Wow. I could just end this with "Wow." But then you'd be looking at that one word, and wondering why the hell would I just publish "Wow" when you don't even know what "Wow" means besides "Wow." I mean, I could have just said "Wow" about watching exploding ducks rain over I-94, or a yodeling Samurai monkey selling Amway door-to-door. But those things wouldn't make some other people say "Wow." They might go "Ew!" or "Hehn?" instead, so let me start at the beginning.
This week has been one of the most..."Wow" weeks in recent history. I touch a test switch for a customer, and it falls apart in my hand. I attempt a repair on a leaking air sensor system (I have almost 20 years experience with this type of system), and the leak is a hundred times worse than when I started, after almost 50 hours of troubleshooting.
And Random House, one of the most respected publishers in the world, has turned into a cheap-assed vanity press.
This makes me wonder why in the world they would do this kind of thing. John Scalzi, president of the Science Fiction and Fantasy Writers Association, has called our attention to it in his blog:
John's initial announcement, Random House's response, and John's final word, are all on the page. Just scroll down. What shocked me to my core, is the same practices that Hydra is trying to foist on the writing community are the same practices that made PublishAmerica a pariah at WriterBeware and other "Heads-Up" warning blogs and sites. Hydra is paying no advances to authors. Now, my own publisher, a small press, doesn't pay advances at the moment. But what Hydra is doing is charging authors for publishing. Give me a break. NO AUTHOR SHOULD PAY DIME ONE TO A PUBLISHING HOUSE LIKE THIS.
Hey, don't get me wrong. There are self-publishing houses out there, and some of them are even respectable houses. There's one just down the road from my house that makes a lot of its authors very happy. But they bust their cans lining up publicity, book tours, their artwork is excellent, and their editing services are worth the investment according to the authors who use them. And they specialize in print, and are expanding into audiobooks. In other words, the author is getting a product or service worth their investment.
But what Hydra is doing is unconscionable. They not only charge their authors FOR EBOOK ONLY PUBLISHING, but they also demand exclsuive rights for the term of the copyright. In other words, until 70 years after the death of the author. Not 7, 70. To contrast that, my own publisher goes on a renewable three-year term.

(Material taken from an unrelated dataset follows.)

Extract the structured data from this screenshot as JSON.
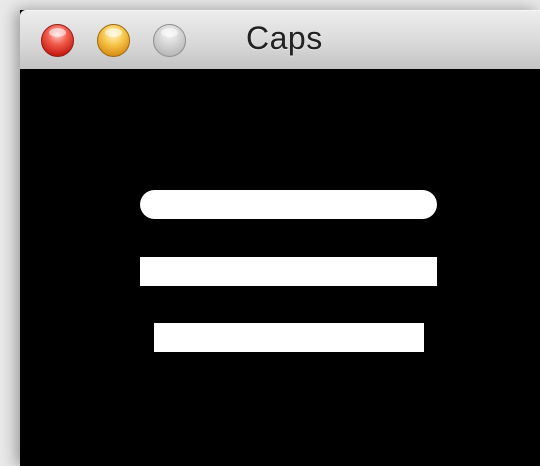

Seriously, writers: Why would you want to get roped into an exclusive contract with anyone that only expires 70 years after you die? That's also roping your descendants into the same terms, and that, my friends, is foolish.
There is another wrinkle I've just turned up: A small press called Hydra Publications ( http://www.hydrapublications.com/ ) turns out dynamic books with award nominations and winners in their lineup. Could it be that the Big 6 are looking to squash the bugs that are turning eBook publishing on its ear? What if (Random House) Hydra's only purpose is to destroy Hydra Publication's reputation? Just by painting itself with the image of a draconian, PA-style vanity press, is Random House trying to strangle Hydra Publications' credibility in the industry via guilt by association? Just think of all the decent, God-fearing men named Josef or Adolf who couldn't pass on their good names after 1935 or so.
It's a damned dirty trick. But what do the Big Houses do at bookstores? They crowd out small presses by buying up all the shelf space at Barnes and Noble. Let's face it; publishing is a highly competitive business. Maybe a little "innocent slander" wouldn't be beyond the scope of their capabilities as well.
Or maybe it's just my "conspiracy nerve" flaring up again.